ASC 842 is a new lease accounting standard issued by the Financial Accounting Standards Board (FASB) that became effective for public companies on December 15, 2018, and for private companies on December 15, 2019. This standard replaced the previous lease accounting standard, ASC 840.
Under ASC 842, all leases with a term of more than 12 months must be recorded on a company's balance sheet as a right-of-use (ROU) asset and a corresponding lease liability. This applies to both lessees and lessors. The ROU asset represents the lessee's right to use the underlying asset, while the lease liability represents the lessee's obligation to make lease payments over the lease term.
To determine the lease liability and ROU asset, a lessee must calculate the present value of the lease payments using the lessee's incremental borrowing rate (IBR), which is the rate of interest the lessee would have to pay to borrow money to purchase the leased asset. The lease liability is the present value of the lease payments. At the same time, the ROU asset is equal to the lease liability plus any initial direct costs incurred by the lessee and any prepaid or accrued lease payments.
The lease liability and ROU asset must be reevaluated and adjusted throughout the lease term to account for any changes in the lease payments or lease term. The lease liability is reduced as lease payments are made, and the ROU asset is depreciated over the lease term. The depreciation expense is recognized in the income statement, while the interest expense on the lease liability is recognized separately.
ASC 842 also requires additional disclosures in a company's financial statements, including information about the nature of its lease arrangements, the timing and amount of lease payments, and the significant assumptions and judgments made in determining the lease liability and ROU asset.

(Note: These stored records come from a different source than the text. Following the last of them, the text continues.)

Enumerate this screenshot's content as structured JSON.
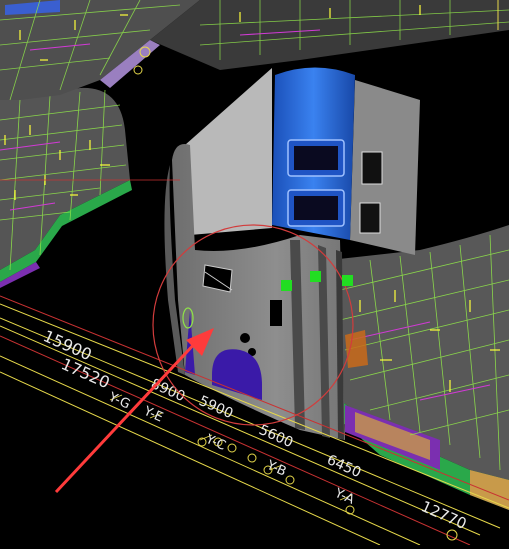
{
  "viewport": {
    "background": "#000000",
    "colors": {
      "slab_top": "#5a5a5a",
      "slab_edge_green": "#2ecc40",
      "grid_green": "#8fe34a",
      "grid_yellow": "#ffff3a",
      "grid_magenta": "#d23ad6",
      "wall_gray": "#8c8c8c",
      "wall_light": "#bdbdbd",
      "shaft_blue": "#2f6fe0",
      "dim_line_yellow": "#e6d84a",
      "grid_line_red": "#c83232",
      "selection_circle": "#d23c3c",
      "arrow": "#ff3b3b",
      "grip": "#22dd22"
    },
    "dimensions": [
      "15900",
      "17520",
      "8900",
      "5900",
      "5600",
      "6450",
      "12770"
    ],
    "axis_labels": [
      "Y-G",
      "Y-E",
      "Y-C",
      "Y-B",
      "Y-A"
    ],
    "grip_count": 3
  }
}
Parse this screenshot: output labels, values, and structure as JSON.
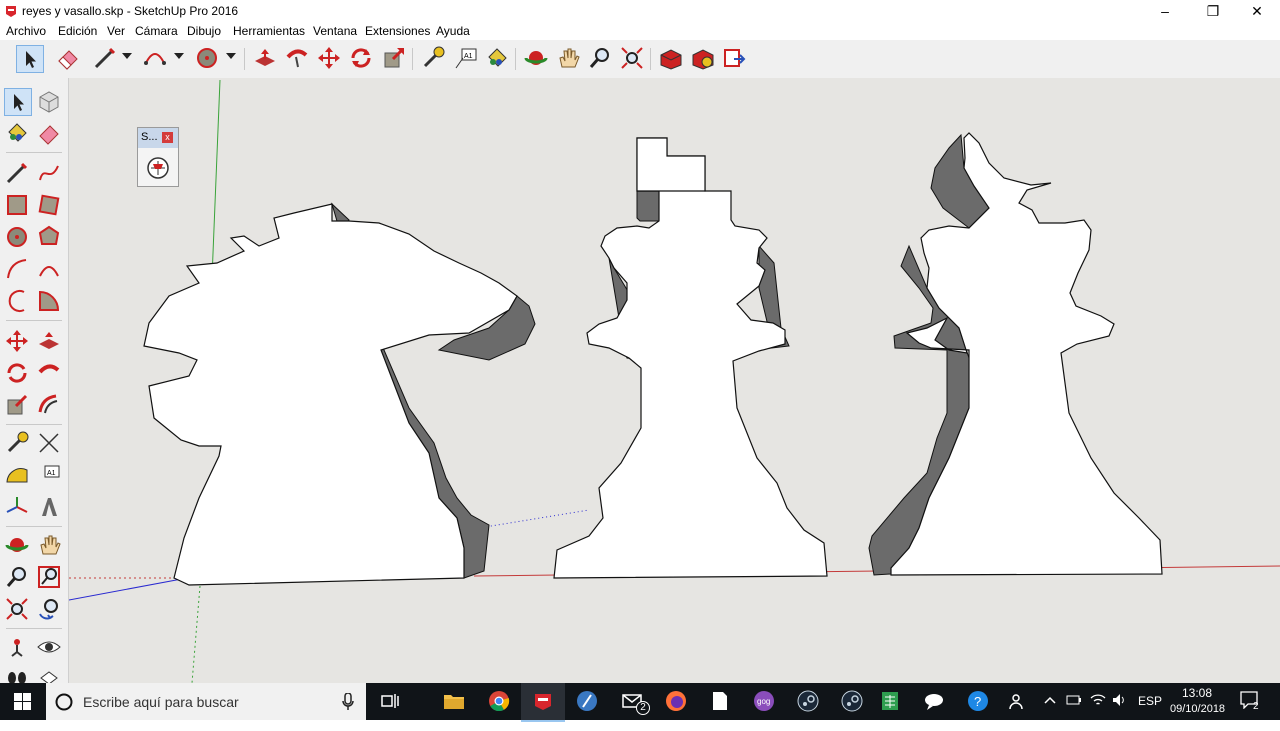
{
  "window": {
    "title": "reyes y vasallo.skp - SketchUp Pro 2016",
    "minimize_glyph": "–",
    "restore_glyph": "❐",
    "close_glyph": "✕"
  },
  "menu": [
    {
      "label": "Archivo"
    },
    {
      "label": "Edición"
    },
    {
      "label": "Ver"
    },
    {
      "label": "Cámara"
    },
    {
      "label": "Dibujo"
    },
    {
      "label": "Herramientas"
    },
    {
      "label": "Ventana"
    },
    {
      "label": "Extensiones"
    },
    {
      "label": "Ayuda"
    }
  ],
  "toolbar_icons": [
    "select-icon",
    "eraser-icon",
    "line-icon",
    "arc-icon",
    "circle-icon",
    "push-pull-icon",
    "follow-me-icon",
    "move-icon",
    "rotate-icon",
    "scale-icon",
    "tape-measure-icon",
    "text-icon",
    "paint-bucket-icon",
    "orbit-icon",
    "pan-icon",
    "zoom-icon",
    "zoom-extents-icon",
    "warehouse-icon",
    "extension-warehouse-icon",
    "send-to-layout-icon"
  ],
  "stamp_panel": {
    "title": "S...",
    "close": "x"
  },
  "taskbar": {
    "search_placeholder": "Escribe aquí para buscar",
    "mail_badge": "2",
    "language": "ESP",
    "time": "13:08",
    "date": "09/10/2018",
    "notification_badge": "2"
  },
  "colors": {
    "viewport": "#e6e5e2",
    "axis_red": "#c43a3a",
    "axis_green": "#3aa33a",
    "axis_blue": "#2a2ad0",
    "taskbar": "#101418",
    "selection_blue": "#cfe3f7"
  }
}
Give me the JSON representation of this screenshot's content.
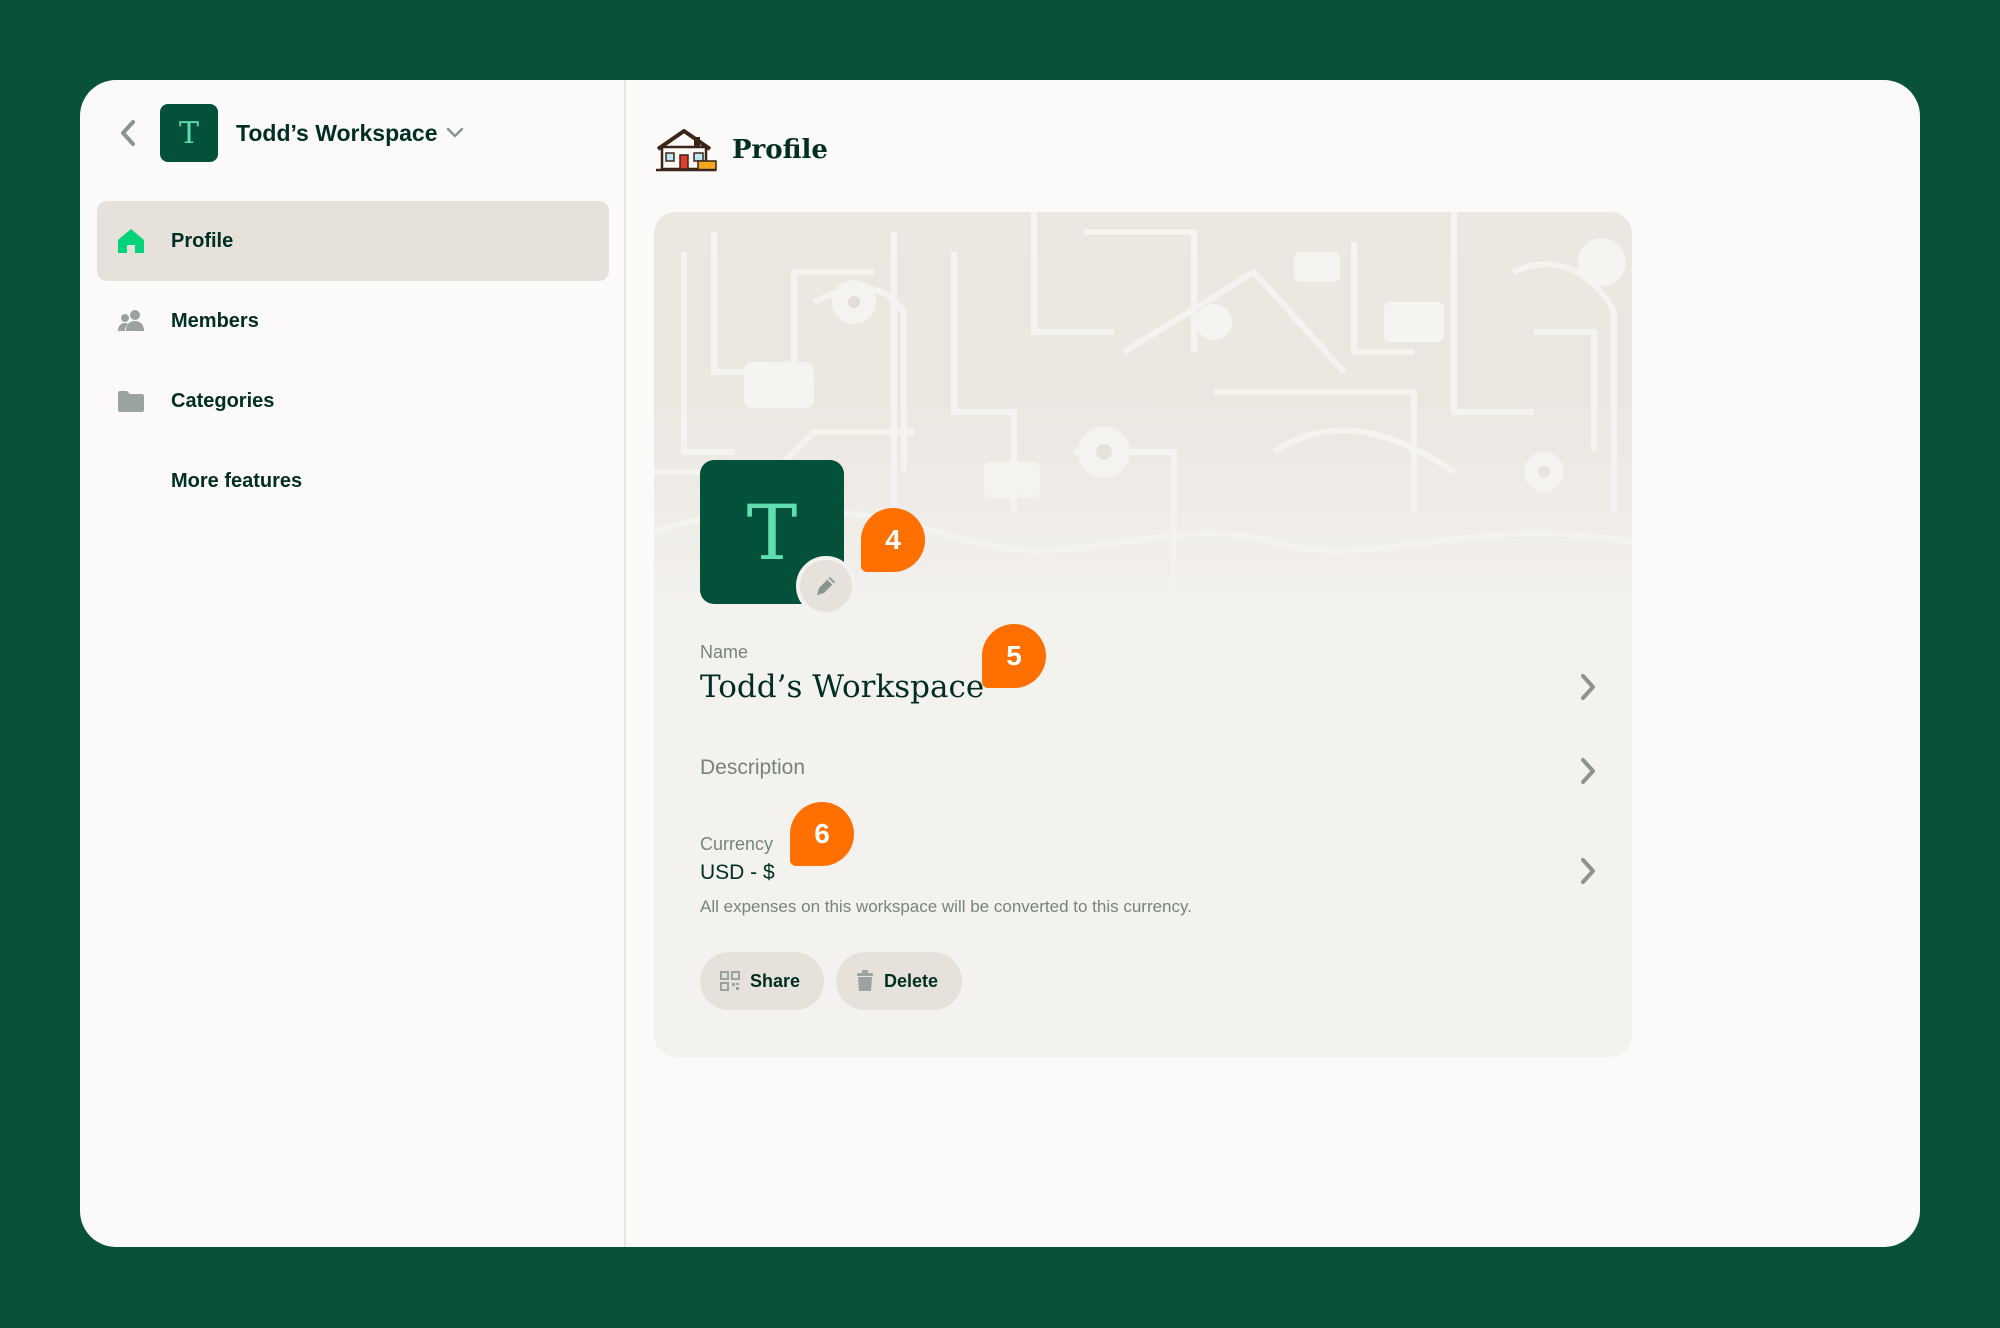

The new lease accounting standard represents a significant change in how companies account for their leases. It accurately represents a company's financial position by including all leases on the balance sheet. It also makes it easier for investors and analysts to compare companies, as all leases are accounted for consistently. Companies must ensure they have the necessary systems and processes to comply with the new standard and should work with their auditors and advisors to ensure a smooth transition.